National-led Government would link income tax to inflation - Simon Bridges

Simon Bridges says taxpayers would save $650 million a year if National is elected in 2020, by linking income tax to inflation. 

The National leader made the announcement during his State of the Nation speech in Christchurch on Wednesday, declaring New Zealanders should keep more of what they earn. 

"New Zealanders' incomes are struggling to keep up with the rising cost of living because this Government is imposing more red tape and taxes," he said. 

"Over the next four years, New Zealanders will be paying almost $10,000 more per household in tax than they would have been under National. The Government is taking more than it needs, only to waste billions on bad spending."

This rise in tax is because of inflation. Under National's model, you wouldn't move into higher tax brackets when your income isn't keeping up with the rising cost of living.

Mr Bridges said National would amend the Income Tax Act so that tax thresholds are adjusted every three years to keep tax in line with the cost of living. The Treasury would advise the Government now how much it should be adjusted for inflation. 

"This would prevent New Zealanders from moving into higher tax brackets even when their income isn't keeping up with the rising cost of living," he said. 

"We will include a veto clause so the Government of the day can withhold the changes in the rare circumstances there is good reason to. But it will have to explain that decision to New Zealanders."

Linking income tax to inflation would bring huge benefits, according to Mr Bridges. 

He said the first adjustment would prevent Kiwis from paying an extra $650 million a year in tax, based on the Treasury's 'Aggregate Personal Income Tax Revenues Estimate Tool' for 2018/2019. 

"Assuming inflation of 2 percent, someone on the average wage would be $430 a year better off after the first adjustment, $900 after the second and $1,400 after the third," Mr Bridges said. 

"A family with two earners - for example, one earning $80,000 and the other $40,000 - would be $600 better off a year after the first adjustment, about $1,300 after the second and $1,900 by the third."
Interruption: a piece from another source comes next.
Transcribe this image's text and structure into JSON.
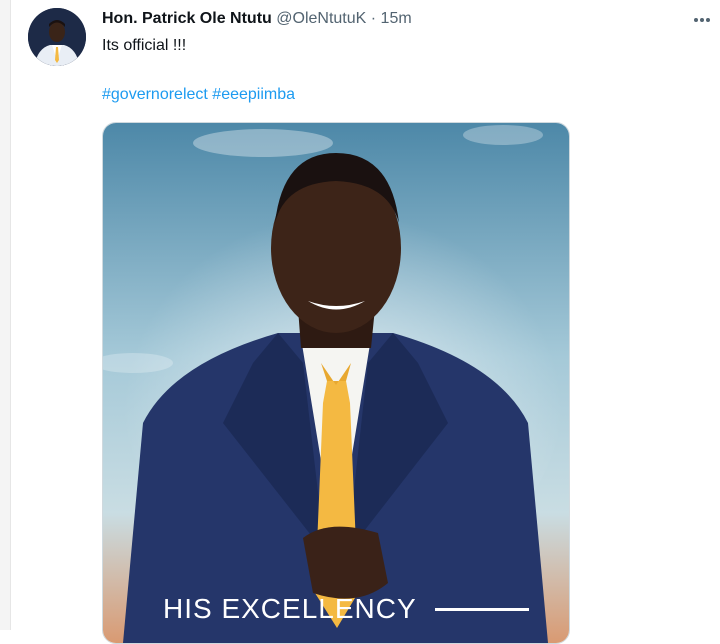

Mr Bridges' comments come as the Government grapples with the possibility of introducing a capital gains tax, which the Tax Working Group is expected to recommend in February. 
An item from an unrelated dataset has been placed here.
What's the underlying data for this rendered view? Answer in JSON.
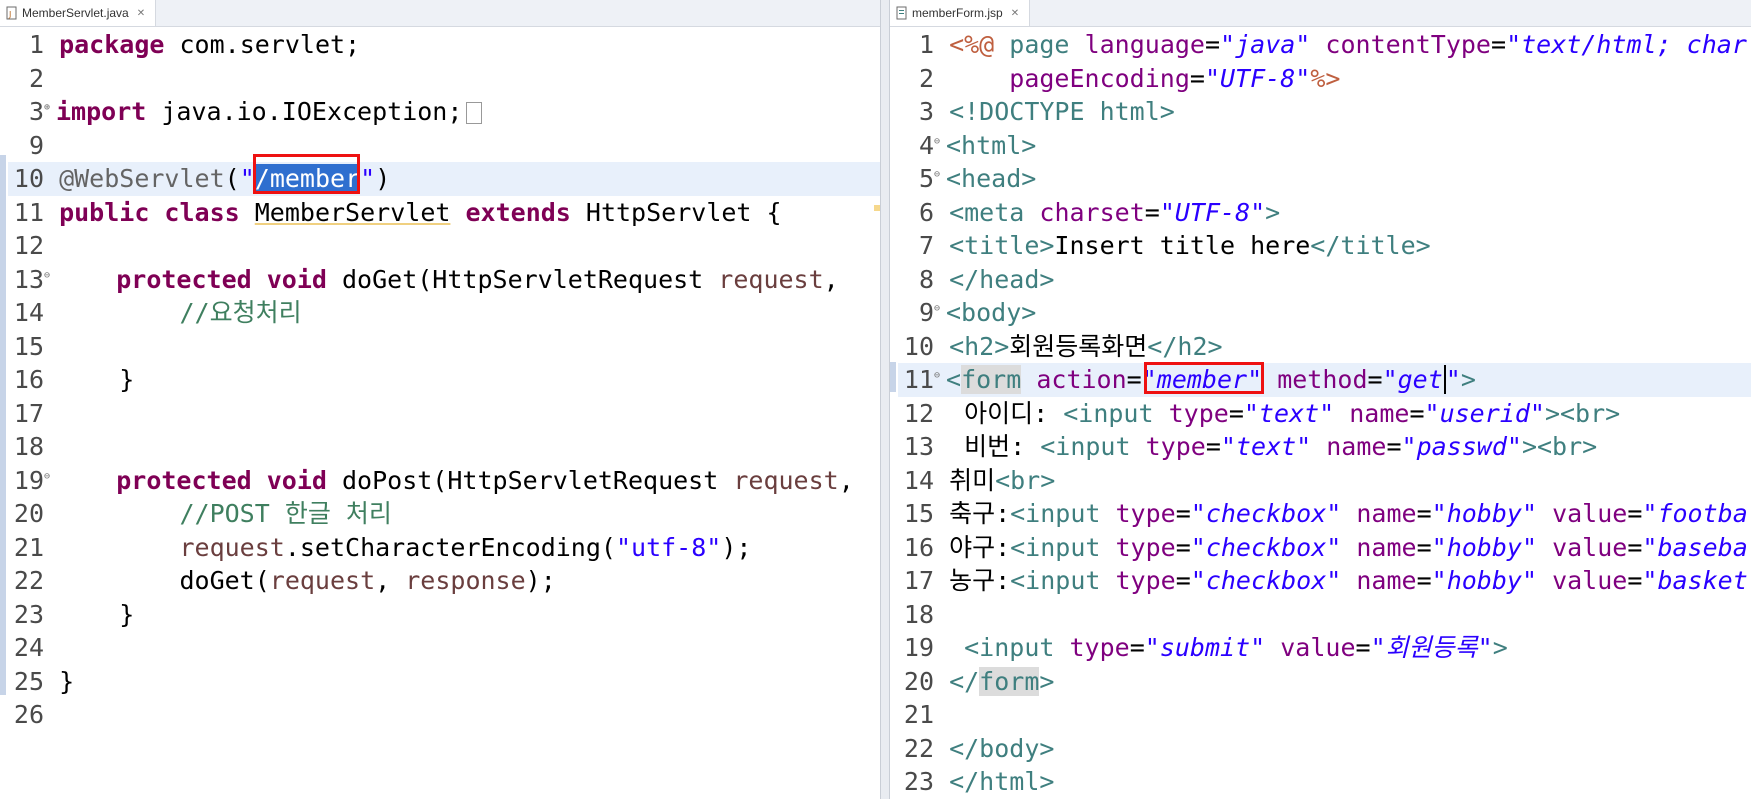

It would be controversial for Prime Minister Jacinda Ardern, who scrapped Labour's capital gains policy a week before the 2017 election in the face of immense criticism and attack ads from National. 

As for the high cost of living, last week Statistics New Zealand said the Consumer Price Index (CPI) - which measures changes in the day-to-day cost of living - was up 1.9 percent over the past 12 months.